  3. Find opportunities to partner with fintechs. In many cases, it will be hard to compete directly with fintechs and neobanks on technology, so credit unions should embrace an “if you can’t beat ’em, join ’em” partnership philosophy. For example, Sharonview FCU recently partnered with the fintech Upstart to offer AI-powered personal loans, which the CU has credited with providing significant automation and efficiency gains. Partnerships between credit unions and fintechs are not only beneficial from a business perspective, but they also often make sense from a values perspective. Many fintechs have a strong sense of mission to help underserved and underbanked populations, a view that aligns closely with the ethos of credit unions.
  4. Lean in to the adoption of digital identity solutions. An important innovation in recent years has been the development of digital identity solutions—broadly defined as technology that can be used to assert and prove a person’s official identity. The problems with our current identity infrastructure were clearly demonstrated during the COVID-19 pandemic when millions of Americans went to apply for public benefits online and were often denied aid because they were unable to verify their identity. Meanwhile, criminals defrauded the U.S. government of billions of dollars, often using stolen identity data and synthetic identities. By embracing digital identity tech, credit unions can attract newer and especially younger members, improve the convenience of member onboarding and verification, and generate cost savings. In addition, credit unions can also promote greater financial inclusion for traditionally unbanked/underbanked individuals as well as the millions of Americans that lack a government-issued photo ID.
  5. Engage proactively with the National Credit Union Administration (NCUA) on technological innovation. Credit unions should engage with the NCUA to preview products and services that use newer technologies and seek regulatory clarification whenever needed. In recent years, the NCUA has taken a more forward-looking approach to technologies like blockchain, but it will be incumbent on credit unions to educate the NCUA about how newer technologies benefit consumers and also demonstrate a nuanced understanding of their associated risks.

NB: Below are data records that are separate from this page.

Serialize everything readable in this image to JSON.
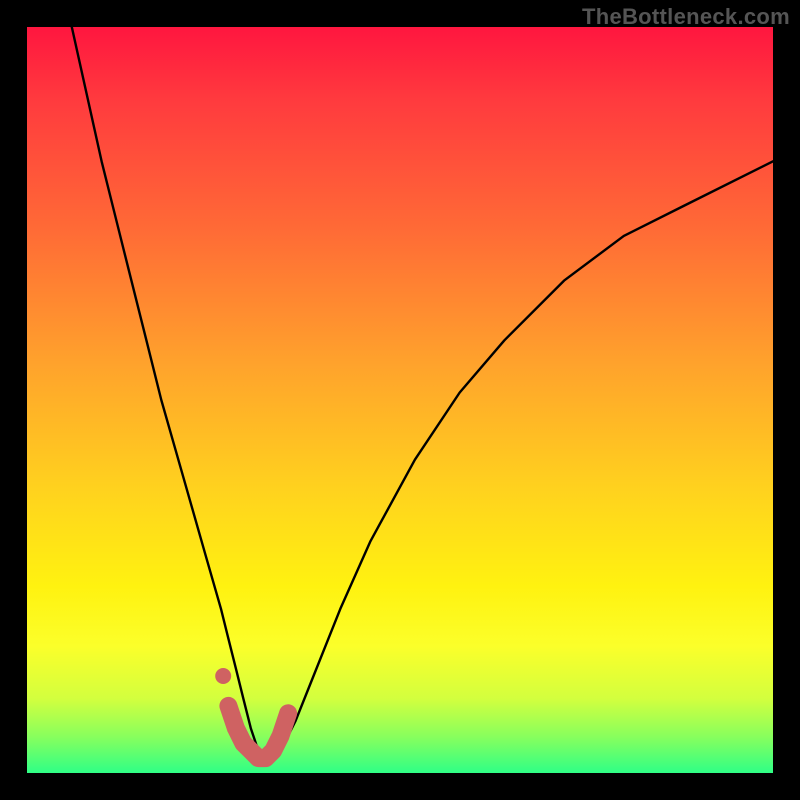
{
  "watermark": "TheBottleneck.com",
  "chart_data": {
    "type": "line",
    "title": "",
    "xlabel": "",
    "ylabel": "",
    "xlim": [
      0,
      100
    ],
    "ylim": [
      0,
      100
    ],
    "series": [
      {
        "name": "bottleneck-curve",
        "x": [
          6,
          8,
          10,
          12,
          14,
          16,
          18,
          20,
          22,
          24,
          26,
          27,
          28,
          29,
          30,
          31,
          32,
          33,
          34,
          36,
          38,
          42,
          46,
          52,
          58,
          64,
          72,
          80,
          88,
          96,
          100
        ],
        "values": [
          100,
          91,
          82,
          74,
          66,
          58,
          50,
          43,
          36,
          29,
          22,
          18,
          14,
          10,
          6,
          3,
          2,
          2,
          3,
          7,
          12,
          22,
          31,
          42,
          51,
          58,
          66,
          72,
          76,
          80,
          82
        ]
      }
    ],
    "marker": {
      "name": "highlight-segment",
      "x": [
        27,
        28,
        29,
        30,
        31,
        32,
        33,
        34,
        35
      ],
      "values": [
        9,
        6,
        4,
        3,
        2,
        2,
        3,
        5,
        8
      ],
      "color": "#cf6262"
    },
    "marker_dot": {
      "x": 26.3,
      "y": 13,
      "color": "#cf6262"
    },
    "gradient_stops": [
      {
        "pos": 0,
        "color": "#ff163f"
      },
      {
        "pos": 27,
        "color": "#ff6a36"
      },
      {
        "pos": 62,
        "color": "#ffd21e"
      },
      {
        "pos": 90,
        "color": "#d3ff3e"
      },
      {
        "pos": 100,
        "color": "#2fff86"
      }
    ]
  }
}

To their credit, many credit unions are already embarking down a path of digital transformation by making substantial investments in customized product offerings, loyalty and rewards programs, and technology infrastructure, but others are wavering. The message to those on the fence is clear: innovate quickly or risk fading away.

Andreas Westgaard

Andreas Westgaard

Andreas Westgaard is a director at Klaros Group where he advises financial services and fintech clients on a variety of strategic, regulatory compliance, and risk management matters. Andreas previously worked ... Web: https://www.klaros.com Details